For Parkin, the case of South Africa vividly exposes the unviability of the structural approach, since the white working class, though structurally a proletariat, instead of opposing the bourgeoisie, is allied with it, against the black majority. According to Parkin, what is special about this working class is that it engages in exclusionary, not usurpationary, social closure.
This argument ignores the fact that the structure of South African society is itself special, since it contains a semi-slave underclass, which lacks the bourgeois rights of an ordinary proletariat. That is why there is scope for exclusionary behaviour on the part of proletarian whites. But I do not deny that Marxism is ill-equipped to explain the peculiar power of the racial antagonism which sustains the structure.
‘Given what now passes for Marxist theory almost any imaginable bourgeois alternative seems preferable.’ This is an unnecessarily strong reaction to the sterility of some recent Marxist debate. Perhaps Parkin looked for good Marxism in the wrong place, in Marxist writing too influenced by bourgeois sociology. He does not mention any of the eminent Marxist historians of class.
It is true that the historians do not offer generalising theory. As Tom Bottomore says in his excellent introduction to the Karl Marx collection, ‘Marxist sociology has still to be constructed.’ Unlike Parkin, he is agnostic about the prospects of success. My own attitude is one of (perhaps incurable) optimism. I expect good general theory which is responsive to (among other things) the historical work to emerge before the century is over. The present Marxist renascence shows no signs of abating, and standards of scholarship are rising. But progress will be quicker if the serious difficulties lucidly sketched by Parkin are honestly faced.

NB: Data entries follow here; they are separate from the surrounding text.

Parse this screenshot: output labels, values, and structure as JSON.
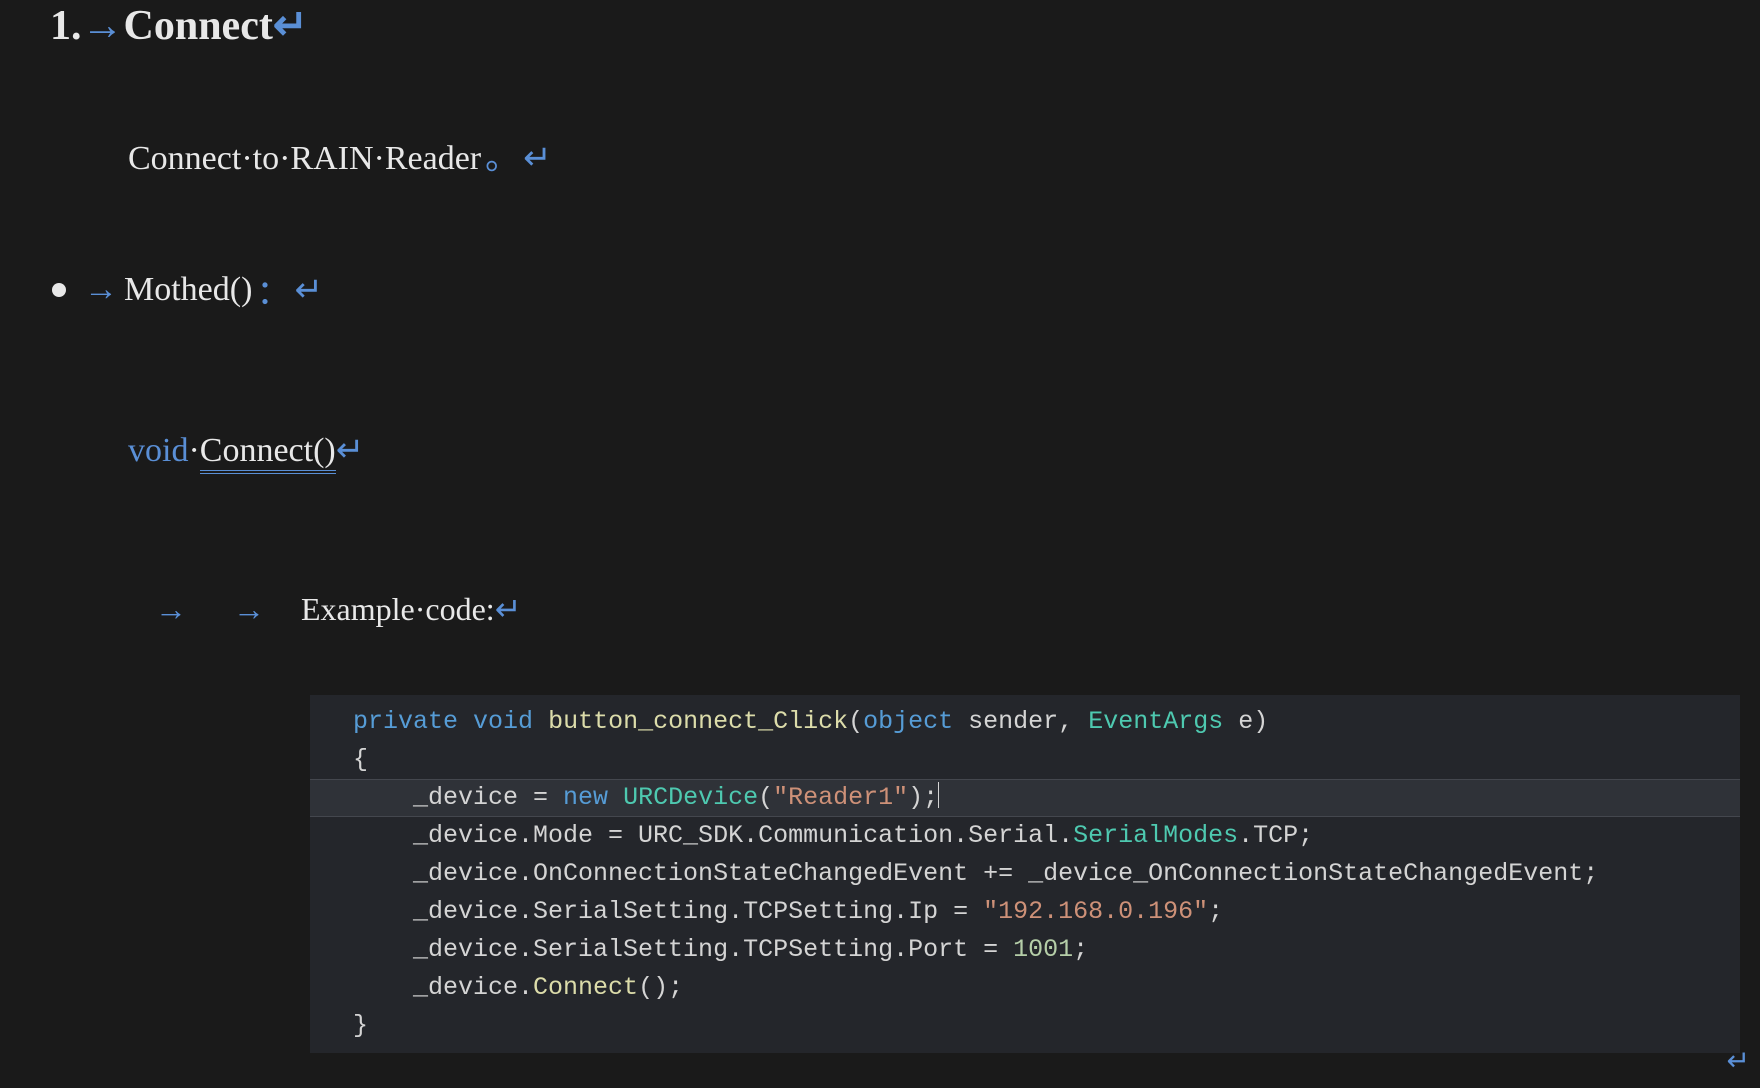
{
  "glyphs": {
    "tab_arrow": "→",
    "return": "↵",
    "mid_dot": "·",
    "period_fw": "。",
    "colon_fw": "："
  },
  "heading": {
    "number": "1.",
    "title": "Connect"
  },
  "intro": {
    "words": [
      "Connect",
      "to",
      "RAIN",
      "Reader"
    ]
  },
  "method": {
    "label_name": "Mothed",
    "label_paren": "()"
  },
  "signature": {
    "keyword": "void",
    "name": "Connect()"
  },
  "example_label": {
    "words": [
      "Example",
      "code"
    ],
    "trailing_colon": ":"
  },
  "code": {
    "l1": {
      "kw_private": "private",
      "kw_void": "void",
      "fn": "button_connect_Click",
      "p_open": "(",
      "kw_object": "object",
      "arg1": " sender, ",
      "type": "EventArgs",
      "arg2": " e",
      "p_close": ")"
    },
    "l2": "{",
    "l3": {
      "indent": "    ",
      "lhs": "_device = ",
      "kw_new": "new",
      "space": " ",
      "type": "URCDevice",
      "p_open": "(",
      "str": "\"Reader1\"",
      "p_close": ");"
    },
    "l4": {
      "indent": "    ",
      "text_a": "_device.Mode = URC_SDK.Communication.Serial.",
      "type": "SerialModes",
      "text_b": ".TCP;"
    },
    "l5": {
      "indent": "    ",
      "text": "_device.OnConnectionStateChangedEvent += _device_OnConnectionStateChangedEvent;"
    },
    "l6": {
      "indent": "    ",
      "text_a": "_device.SerialSetting.TCPSetting.Ip = ",
      "str": "\"192.168.0.196\"",
      "text_b": ";"
    },
    "l7": {
      "indent": "    ",
      "text_a": "_device.SerialSetting.TCPSetting.Port = ",
      "num": "1001",
      "text_b": ";"
    },
    "l8": {
      "indent": "    ",
      "text_a": "_device.",
      "fn": "Connect",
      "text_b": "();"
    },
    "l9": "}"
  }
}
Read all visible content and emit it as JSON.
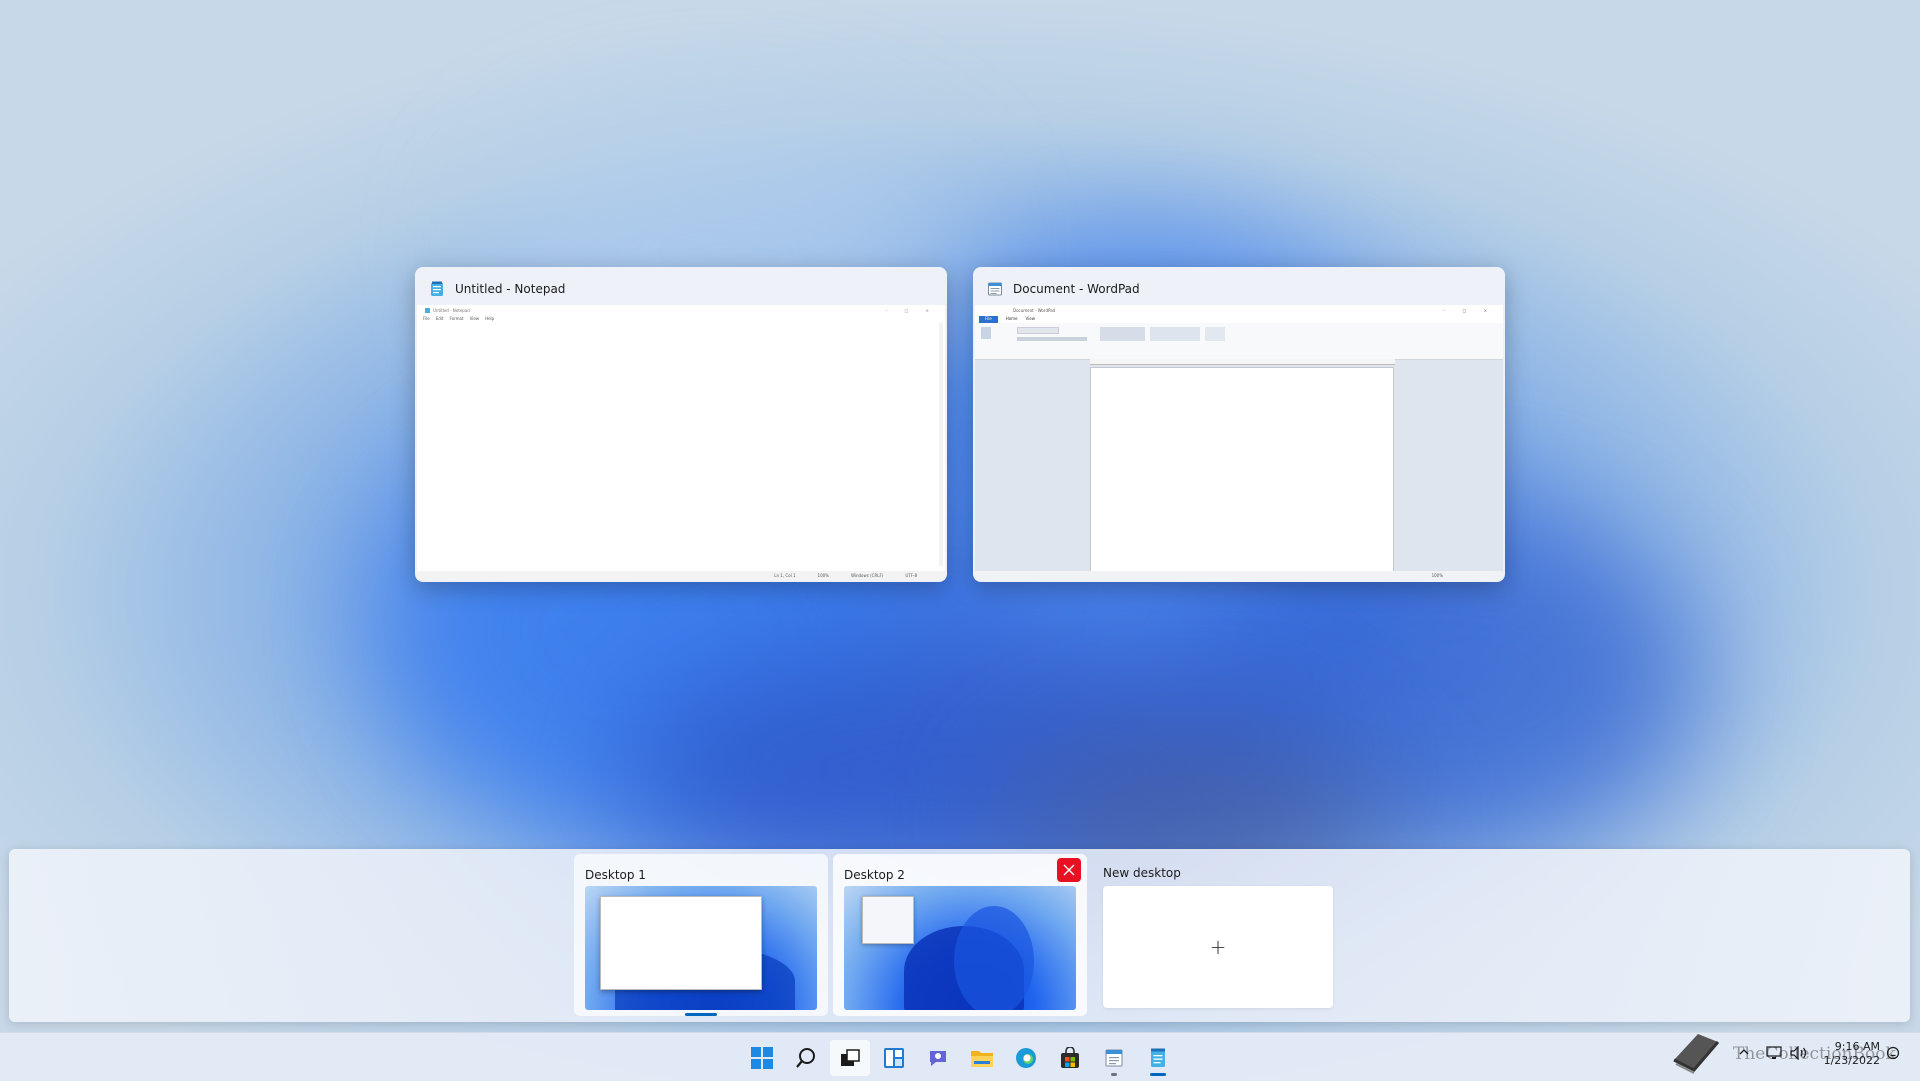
{
  "colors": {
    "accent": "#0067c0",
    "close_red": "#e81123"
  },
  "windows": [
    {
      "title": "Untitled - Notepad",
      "icon": "notepad-icon",
      "mini_title": "Untitled - Notepad",
      "menu": [
        "File",
        "Edit",
        "Format",
        "View",
        "Help"
      ],
      "status": [
        "Ln 1, Col 1",
        "100%",
        "Windows (CRLF)",
        "UTF-8"
      ]
    },
    {
      "title": "Document - WordPad",
      "icon": "wordpad-icon",
      "mini_title": "Document - WordPad",
      "tabs": [
        "File",
        "Home",
        "View"
      ],
      "zoom": "100%"
    }
  ],
  "desktops": [
    {
      "label": "Desktop 1",
      "current": true
    },
    {
      "label": "Desktop 2",
      "hovered": true,
      "close_icon": "close-icon"
    },
    {
      "label": "New desktop",
      "add_icon": "plus-icon",
      "add_glyph": "+"
    }
  ],
  "taskbar": {
    "icons": [
      "start-icon",
      "search-icon",
      "task-view-icon",
      "widgets-icon",
      "chat-icon",
      "file-explorer-icon",
      "edge-icon",
      "store-icon",
      "wordpad-icon",
      "notepad-icon"
    ],
    "clock_time": "9:16 AM",
    "clock_date": "1/23/2022",
    "tray_icons": [
      "chevron-up-icon",
      "network-icon",
      "volume-icon",
      "notification-icon"
    ]
  },
  "watermark": "TheCollectionBook"
}
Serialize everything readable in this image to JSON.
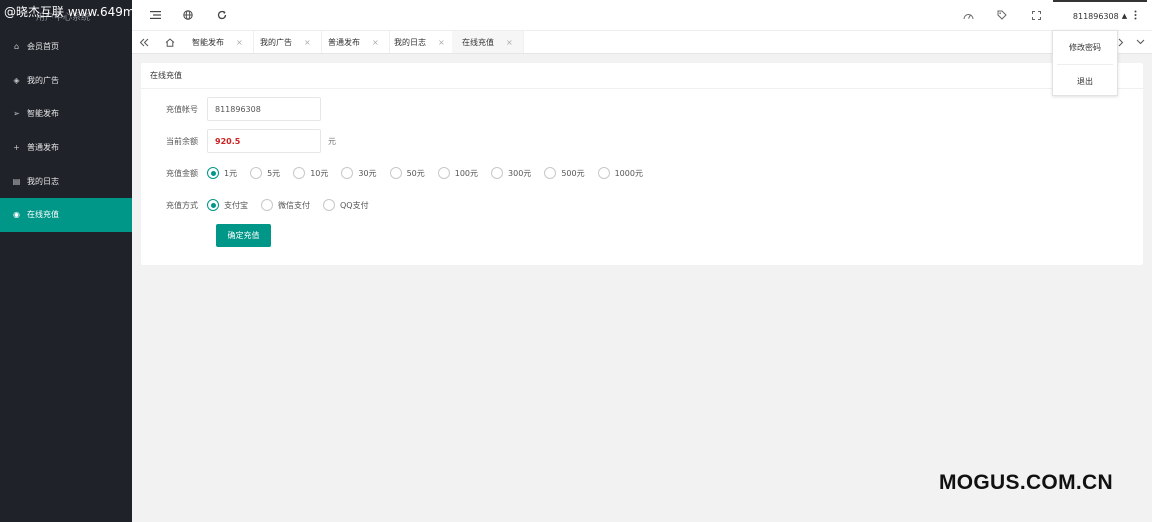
{
  "watermarks": {
    "top": "@晓杰互联 www.649m",
    "bottom": "MOGUS.COM.CN"
  },
  "app": {
    "logo_text": "用户中心系统"
  },
  "sidebar": {
    "items": [
      {
        "label": "会员首页",
        "icon": "home-icon",
        "glyph": "⌂"
      },
      {
        "label": "我的广告",
        "icon": "diamond-icon",
        "glyph": "◈"
      },
      {
        "label": "智能发布",
        "icon": "send-icon",
        "glyph": "➢"
      },
      {
        "label": "普通发布",
        "icon": "plus-icon",
        "glyph": "+"
      },
      {
        "label": "我的日志",
        "icon": "log-icon",
        "glyph": "▤"
      },
      {
        "label": "在线充值",
        "icon": "recharge-icon",
        "glyph": "◉",
        "active": true
      }
    ]
  },
  "header": {
    "icons": [
      "menu-toggle-icon",
      "globe-icon",
      "refresh-icon",
      "dashboard-icon",
      "tag-icon",
      "fullscreen-icon",
      "more-icon"
    ],
    "username": "811896308"
  },
  "user_dropdown": {
    "items": [
      "修改密码",
      "退出"
    ]
  },
  "tabs": {
    "items": [
      {
        "label": "智能发布"
      },
      {
        "label": "我的广告"
      },
      {
        "label": "普通发布"
      },
      {
        "label": "我的日志"
      },
      {
        "label": "在线充值",
        "active": true
      }
    ]
  },
  "card": {
    "title": "在线充值",
    "account_label": "充值帐号",
    "account_value": "811896308",
    "balance_label": "当前余额",
    "balance_value": "920.5",
    "balance_unit": "元",
    "amount_label": "充值金额",
    "amounts": [
      "1元",
      "5元",
      "10元",
      "30元",
      "50元",
      "100元",
      "300元",
      "500元",
      "1000元"
    ],
    "amount_selected": 0,
    "method_label": "充值方式",
    "methods": [
      "支付宝",
      "微信支付",
      "QQ支付"
    ],
    "method_selected": 0,
    "submit_label": "确定充值"
  },
  "colors": {
    "accent": "#009688",
    "sidebar_bg": "#20222a",
    "balance": "#cc2222"
  }
}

Karl Marx reprints distinguished essays by Schumpeter, Berlin, Croce, Ossowski, Lukacs, Avineri, Acton, Kolakowski, Renner, Miliband, Lichtheim, and Hilde Weiss, whose piece introduces Marx’s remarkably undated ‘Enquête Ouvrière’, a set of 101 questions, on wages, working conditions, and legal rights, published with a request for replies from workers in the Revue Socialiste for 20 April 1880. If, as Bottomore says, any selection is itself an interpretation, then his Marx is primarily a social theorist, rather than a philosopher, economist, or prophet of the disappearance of alienation.
This is also my view of Marx, and I have always found it difficult to direct beginning students to conveniently available good essays about Marx so considered. The Karl Marx paperback helps to solve the problem. Bottomore’s characteristically balanced yet gripping 40-page introduction displays the strengths and weaknesses of Marxist thought with clarity and authority. The pieces which follow have a slightly vintage character – their average date of first publication is 1945, the most recent (Avineri’s) appearing in 1968 – but their value as initial secondary reading for undergraduates is very high. Karl Marx is pedagogically first-rate.
Send Letters To:
London Review of Books,
28 Little Russell Street
London, WC1A 2HN
Please include name, address, and a telephone number.